Here are BizLibrary’s core values!

Develop People Capabilities

The success of a company isn’t derived from its ability to innovate, its social footprint, or even its ability to solve problems quickly – it relies on its human capital! Without them, businesses just don’t exist. No AI can connect with a customer that’s struggling in a way a customer service rep can. Or write code like a developer. Or make marketing materials like a designer.

Your core values are an important part of the organization, so make sure they are present in your training as well by making sure to brand your culture to carry a consistent message, create value-based onboarding and teambuilding activities, and recognize others for their value-based actions.

Investing in that human capital is going to make them feel valued and want to focus on their professional goals but also help to innovate, connect with clients, and continue to grow.

It’s not just about upskilling and reskilling efforts though. There are skills some employees may need to learn on the job or through soft skills training. Let’s look at those working in customer service.

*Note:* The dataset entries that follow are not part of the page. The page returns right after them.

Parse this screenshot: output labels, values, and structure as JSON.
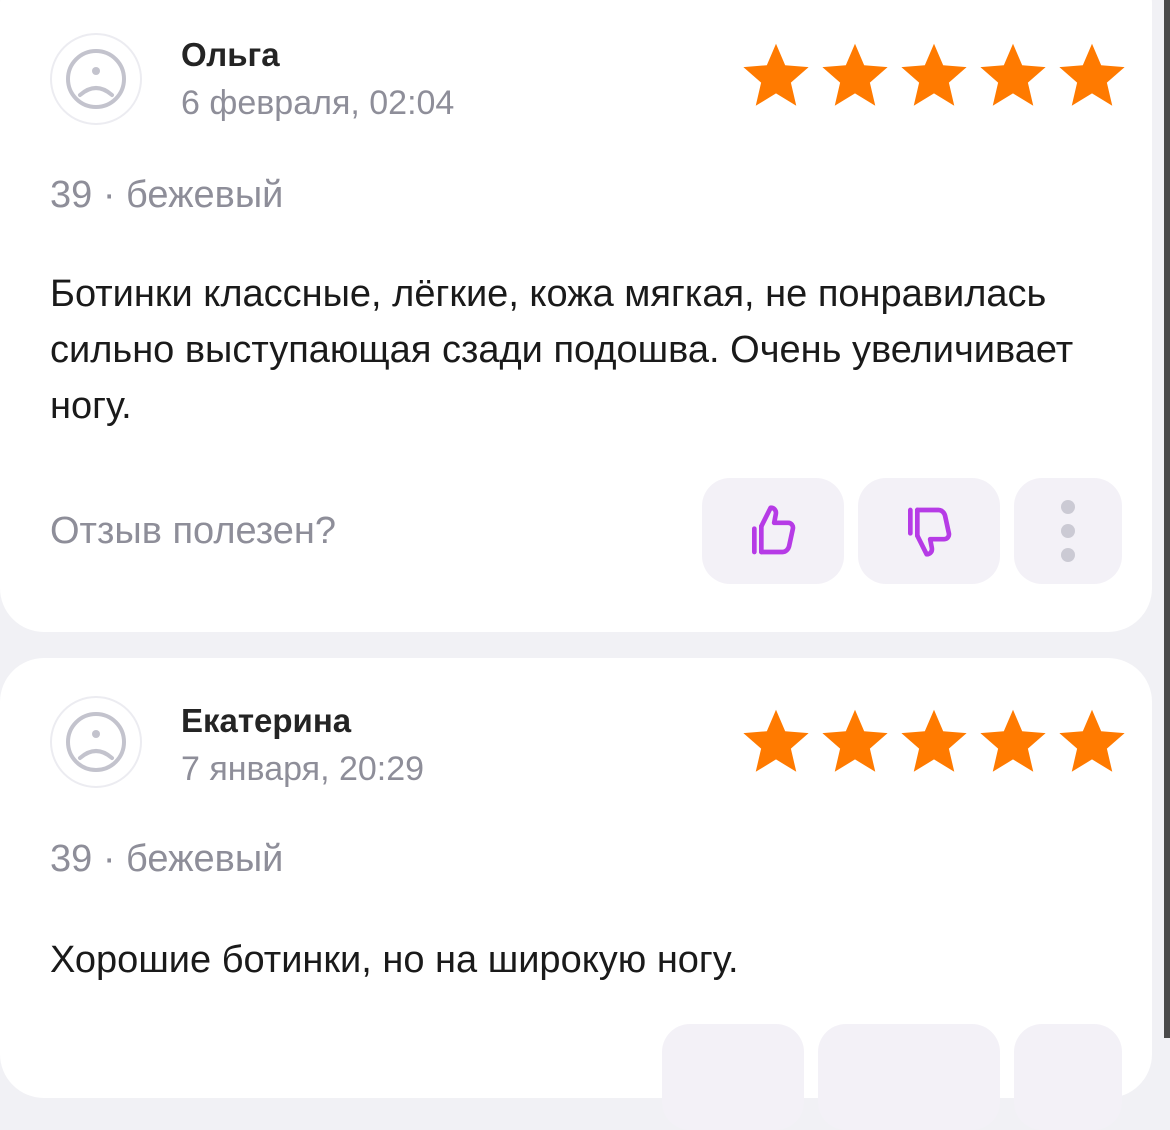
{
  "reviews": [
    {
      "author": "Ольга",
      "date": "6 февраля, 02:04",
      "rating": 5,
      "variant": "39 · бежевый",
      "text": "Ботинки классные, лёгкие, кожа мягкая, не понравилась сильно выступающая сзади подошва. Очень увеличивает ногу.",
      "helpful_prompt": "Отзыв полезен?"
    },
    {
      "author": "Екатерина",
      "date": "7 января, 20:29",
      "rating": 5,
      "variant": "39 · бежевый",
      "text": "Хорошие ботинки, но на широкую ногу."
    }
  ],
  "icons": {
    "avatar": "sad-face-icon",
    "star": "star-icon",
    "like": "thumbs-up-icon",
    "dislike": "thumbs-down-icon",
    "more": "more-vertical-icon"
  },
  "colors": {
    "star": "#ff7a00",
    "vote_icon": "#b63be6",
    "secondary_text": "#8e8e99",
    "button_bg": "#f3f1f7"
  }
}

Say you have a cashier at your favorite store. That cashier not only needs to know how to maintain a safe environment, but they also need to know how to work the machines and software around them – skills they can only learn on the job by doing them. However, that cashier also needs to know how to communicate well, a soft skill. They have to be conflict de-escalators, avid communicators, and strong listeners as well.

Putting a Plan Into Place

For a strategy to work, it needs strong leaders and champions to drive strategy and empower workers. But what does an effective L&D leader look like?

  • Passionate: To be an effective leader, L&D professionals need to be learners, too, and practice what they preach. They’re passionate about creating programs that help employees while also learning new techniques and staying on trends.
  • Strong Skills: Being able to communicate well is crucial in an L&D professional. Not only does this include excellent presentation skills but knowing the importance of timing of announcements and meetings, staying organized, communicating well, and listening actively.
  • Business acumen. L&D leaders need to have confidence because, sometimes, they want to change the status quo. They turn training on its head and have to make a case for getting buy-in. They also must ensure the learning environment is strong and utilizes modern tactics. On top of that, they also need to be aware of what they’re achieving and how it helps and impacts the business.

Getting the Most out of a Training Program

Now that you know the role L&D can have on a company, let’s get to the how. There are a few key steps to take when implementing your strategy.

  1. Identify skill gaps. Before doing anything at all, you must collect data to determine where there are gaps in skills.
  2. Understand the employee journey. Go to the source. Ask them about their journey, from interviewing to onboarding to their daily workload and work-life balance and assess the skills they need in each phase. Understanding this can help speak to leaders about the need for a program.
  3. Develop learning journeys. L&D should decide what kind of learning is best for their organization. While for some, classroom training might be best, many teams are busy for all hours of the day and can’t find time to fit in an hour training. That’s why microlearning is such a great tool, as it fits into the flow of work.
  4. Align any initiative to business strategies as L&D often supports the implementation of business strategies.
  5. Get leadership buy-in. Having leadership support is critical to the success of any program, but it’s no easy task. Develop goals, align it to company values, and have data for leaders to review.
  6. Don’t forget to follow up. Execution and impact need to be measured so that you can prove ROI to leadership. Consider metrics such as learning-program satisfaction and completion scores, and then dig down into engagement and productivity.

By focusing on alignment, skill gaps, and their people, L&D leaders can make a big difference in their organization. For more information on data-driven decision making in L&D, check out our ebook about the Kirkpatrick Method.